• What the task asks: Repeat the whole listing word for word, skipping pictures.

== Segment start ==

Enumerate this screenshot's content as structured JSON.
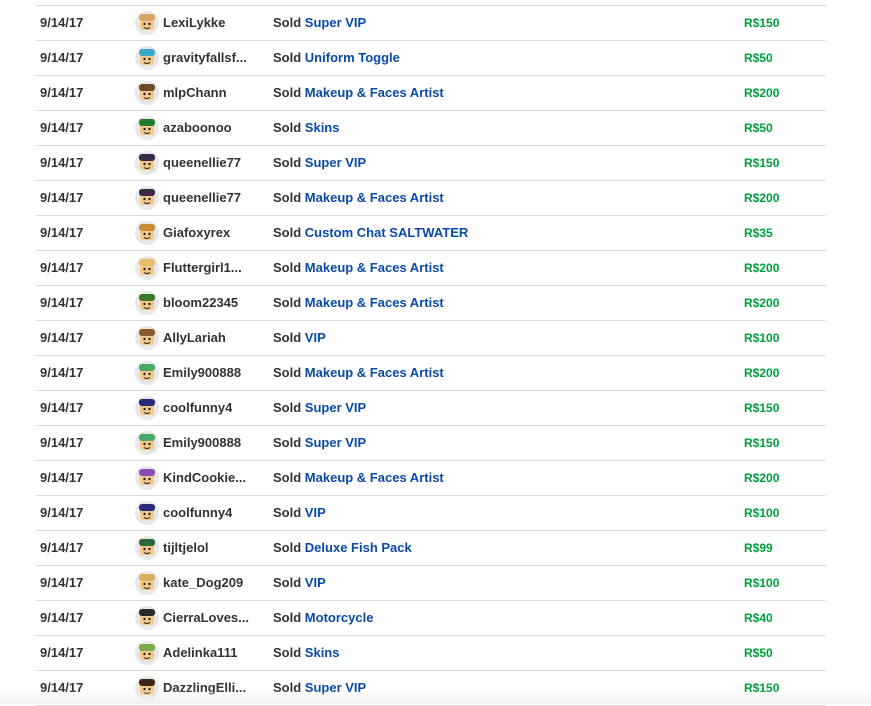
{
  "sold_label": "Sold",
  "currency_symbol": "R$",
  "colors": {
    "item_link": "#0a4aa8",
    "price": "#00a03c",
    "divider": "#dcdcdc"
  },
  "rows": [
    {
      "date": "9/14/17",
      "user": "LexiLykke",
      "item": "Super VIP",
      "price": "150",
      "avatar": "#d9a566"
    },
    {
      "date": "9/14/17",
      "user": "gravityfallsf...",
      "item": "Uniform Toggle",
      "price": "50",
      "avatar": "#39a9c9"
    },
    {
      "date": "9/14/17",
      "user": "mlpChann",
      "item": "Makeup & Faces Artist",
      "price": "200",
      "avatar": "#6b4a2a"
    },
    {
      "date": "9/14/17",
      "user": "azaboonoo",
      "item": "Skins",
      "price": "50",
      "avatar": "#1f7a2c"
    },
    {
      "date": "9/14/17",
      "user": "queenellie77",
      "item": "Super VIP",
      "price": "150",
      "avatar": "#3a2a4a"
    },
    {
      "date": "9/14/17",
      "user": "queenellie77",
      "item": "Makeup & Faces Artist",
      "price": "200",
      "avatar": "#3a2a4a"
    },
    {
      "date": "9/14/17",
      "user": "Giafoxyrex",
      "item": "Custom Chat SALTWATER",
      "price": "35",
      "avatar": "#c98a3a"
    },
    {
      "date": "9/14/17",
      "user": "Fluttergirl1...",
      "item": "Makeup & Faces Artist",
      "price": "200",
      "avatar": "#e3c06a"
    },
    {
      "date": "9/14/17",
      "user": "bloom22345",
      "item": "Makeup & Faces Artist",
      "price": "200",
      "avatar": "#3a7a2a"
    },
    {
      "date": "9/14/17",
      "user": "AllyLariah",
      "item": "VIP",
      "price": "100",
      "avatar": "#8a5a2a"
    },
    {
      "date": "9/14/17",
      "user": "Emily900888",
      "item": "Makeup & Faces Artist",
      "price": "200",
      "avatar": "#4aa868"
    },
    {
      "date": "9/14/17",
      "user": "coolfunny4",
      "item": "Super VIP",
      "price": "150",
      "avatar": "#2a2a7a"
    },
    {
      "date": "9/14/17",
      "user": "Emily900888",
      "item": "Super VIP",
      "price": "150",
      "avatar": "#4aa868"
    },
    {
      "date": "9/14/17",
      "user": "KindCookie...",
      "item": "Makeup & Faces Artist",
      "price": "200",
      "avatar": "#8a4ab8"
    },
    {
      "date": "9/14/17",
      "user": "coolfunny4",
      "item": "VIP",
      "price": "100",
      "avatar": "#2a2a7a"
    },
    {
      "date": "9/14/17",
      "user": "tijltjelol",
      "item": "Deluxe Fish Pack",
      "price": "99",
      "avatar": "#2a6a3a"
    },
    {
      "date": "9/14/17",
      "user": "kate_Dog209",
      "item": "VIP",
      "price": "100",
      "avatar": "#d8b060"
    },
    {
      "date": "9/14/17",
      "user": "CierraLoves...",
      "item": "Motorcycle",
      "price": "40",
      "avatar": "#2a2a2a"
    },
    {
      "date": "9/14/17",
      "user": "Adelinka111",
      "item": "Skins",
      "price": "50",
      "avatar": "#7aa84a"
    },
    {
      "date": "9/14/17",
      "user": "DazzlingElli...",
      "item": "Super VIP",
      "price": "150",
      "avatar": "#3a2a1a"
    }
  ]
}
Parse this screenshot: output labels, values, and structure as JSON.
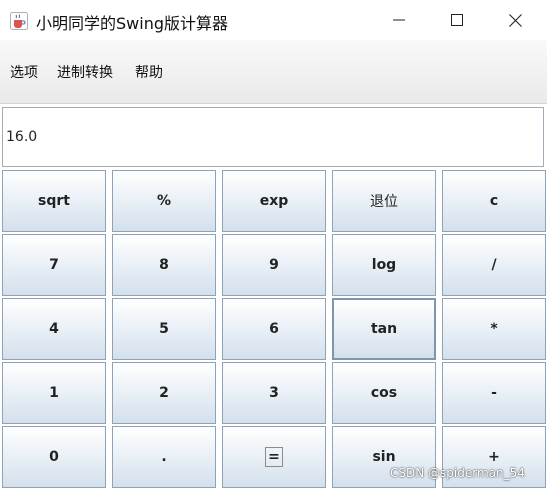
{
  "window": {
    "title": "小明同学的Swing版计算器",
    "icon": "java-coffee-cup-icon"
  },
  "window_controls": {
    "minimize_icon": "minimize-icon",
    "maximize_icon": "maximize-icon",
    "close_icon": "close-icon"
  },
  "menu": {
    "items": [
      {
        "label": "选项"
      },
      {
        "label": "进制转换"
      },
      {
        "label": "帮助"
      }
    ]
  },
  "display": {
    "value": "16.0"
  },
  "keys": [
    [
      "sqrt",
      "%",
      "exp",
      "退位",
      "c"
    ],
    [
      "7",
      "8",
      "9",
      "log",
      "/"
    ],
    [
      "4",
      "5",
      "6",
      "tan",
      "*"
    ],
    [
      "1",
      "2",
      "3",
      "cos",
      "-"
    ],
    [
      "0",
      ".",
      "=",
      "sin",
      "+"
    ]
  ],
  "watermark": "CSDN @spiderman_54"
}
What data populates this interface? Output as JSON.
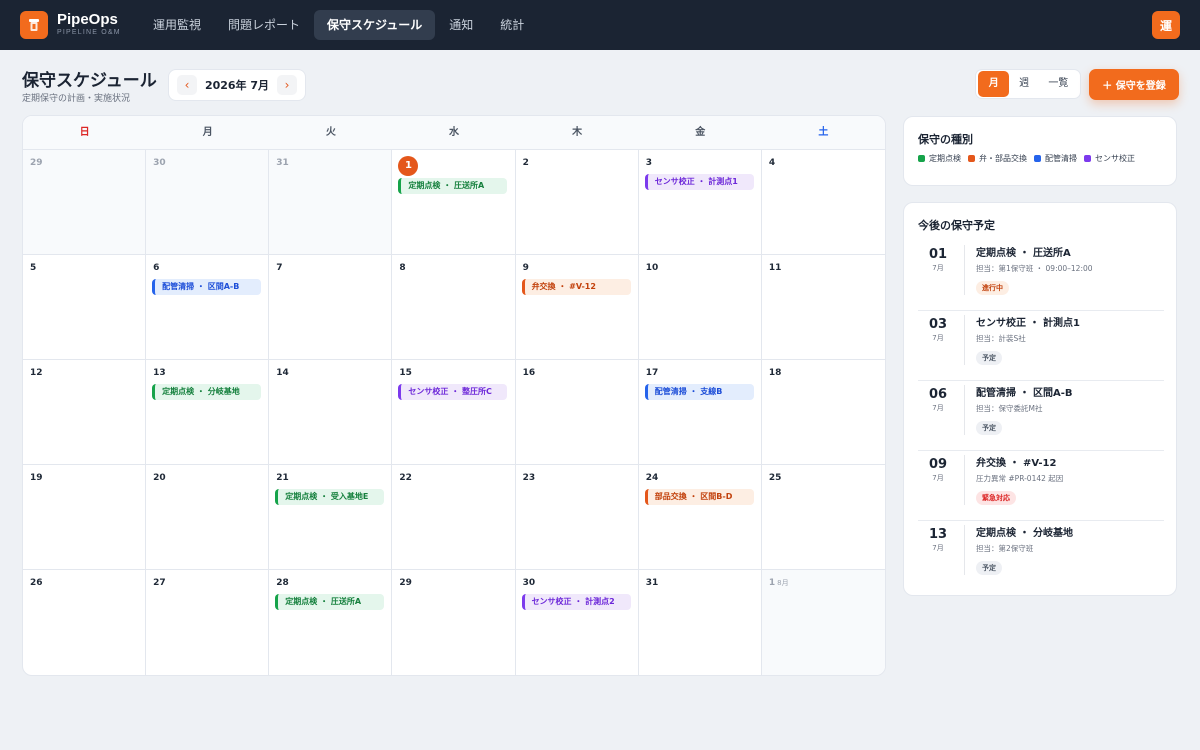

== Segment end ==

• Exercise solution:
Enumerate this screenshot's content as structured JSON.
{
  "sold_label": "Sold",
  "currency_symbol": "R$",
  "colors": {
    "item_link": "#0a4aa8",
    "price": "#00a03c",
    "divider": "#dcdcdc"
  },
  "rows": [
    {
      "date": "9/14/17",
      "user": "LexiLykke",
      "item": "Super VIP",
      "price": "150",
      "avatar": "#d9a566"
    },
    {
      "date": "9/14/17",
      "user": "gravityfallsf...",
      "item": "Uniform Toggle",
      "price": "50",
      "avatar": "#39a9c9"
    },
    {
      "date": "9/14/17",
      "user": "mlpChann",
      "item": "Makeup & Faces Artist",
      "price": "200",
      "avatar": "#6b4a2a"
    },
    {
      "date": "9/14/17",
      "user": "azaboonoo",
      "item": "Skins",
      "price": "50",
      "avatar": "#1f7a2c"
    },
    {
      "date": "9/14/17",
      "user": "queenellie77",
      "item": "Super VIP",
      "price": "150",
      "avatar": "#3a2a4a"
    },
    {
      "date": "9/14/17",
      "user": "queenellie77",
      "item": "Makeup & Faces Artist",
      "price": "200",
      "avatar": "#3a2a4a"
    },
    {
      "date": "9/14/17",
      "user": "Giafoxyrex",
      "item": "Custom Chat SALTWATER",
      "price": "35",
      "avatar": "#c98a3a"
    },
    {
      "date": "9/14/17",
      "user": "Fluttergirl1...",
      "item": "Makeup & Faces Artist",
      "price": "200",
      "avatar": "#e3c06a"
    },
    {
      "date": "9/14/17",
      "user": "bloom22345",
      "item": "Makeup & Faces Artist",
      "price": "200",
      "avatar": "#3a7a2a"
    },
    {
      "date": "9/14/17",
      "user": "AllyLariah",
      "item": "VIP",
      "price": "100",
      "avatar": "#8a5a2a"
    },
    {
      "date": "9/14/17",
      "user": "Emily900888",
      "item": "Makeup & Faces Artist",
      "price": "200",
      "avatar": "#4aa868"
    },
    {
      "date": "9/14/17",
      "user": "coolfunny4",
      "item": "Super VIP",
      "price": "150",
      "avatar": "#2a2a7a"
    },
    {
      "date": "9/14/17",
      "user": "Emily900888",
      "item": "Super VIP",
      "price": "150",
      "avatar": "#4aa868"
    },
    {
      "date": "9/14/17",
      "user": "KindCookie...",
      "item": "Makeup & Faces Artist",
      "price": "200",
      "avatar": "#8a4ab8"
    },
    {
      "date": "9/14/17",
      "user": "coolfunny4",
      "item": "VIP",
      "price": "100",
      "avatar": "#2a2a7a"
    },
    {
      "date": "9/14/17",
      "user": "tijltjelol",
      "item": "Deluxe Fish Pack",
      "price": "99",
      "avatar": "#2a6a3a"
    },
    {
      "date": "9/14/17",
      "user": "kate_Dog209",
      "item": "VIP",
      "price": "100",
      "avatar": "#d8b060"
    },
    {
      "date": "9/14/17",
      "user": "CierraLoves...",
      "item": "Motorcycle",
      "price": "40",
      "avatar": "#2a2a2a"
    },
    {
      "date": "9/14/17",
      "user": "Adelinka111",
      "item": "Skins",
      "price": "50",
      "avatar": "#7aa84a"
    },
    {
      "date": "9/14/17",
      "user": "DazzlingElli...",
      "item": "Super VIP",
      "price": "150",
      "avatar": "#3a2a1a"
    }
  ]
}
Parse this screenshot: output labels, values, and structure as JSON.
{
  "window": {
    "title": "小明同学的Swing版计算器",
    "icon": "java-coffee-cup-icon"
  },
  "window_controls": {
    "minimize_icon": "minimize-icon",
    "maximize_icon": "maximize-icon",
    "close_icon": "close-icon"
  },
  "menu": {
    "items": [
      {
        "label": "选项"
      },
      {
        "label": "进制转换"
      },
      {
        "label": "帮助"
      }
    ]
  },
  "display": {
    "value": "16.0"
  },
  "keys": [
    [
      "sqrt",
      "%",
      "exp",
      "退位",
      "c"
    ],
    [
      "7",
      "8",
      "9",
      "log",
      "/"
    ],
    [
      "4",
      "5",
      "6",
      "tan",
      "*"
    ],
    [
      "1",
      "2",
      "3",
      "cos",
      "-"
    ],
    [
      "0",
      ".",
      "=",
      "sin",
      "+"
    ]
  ],
  "watermark": "CSDN @spiderman_54"
}
What data populates this interface? Output as JSON.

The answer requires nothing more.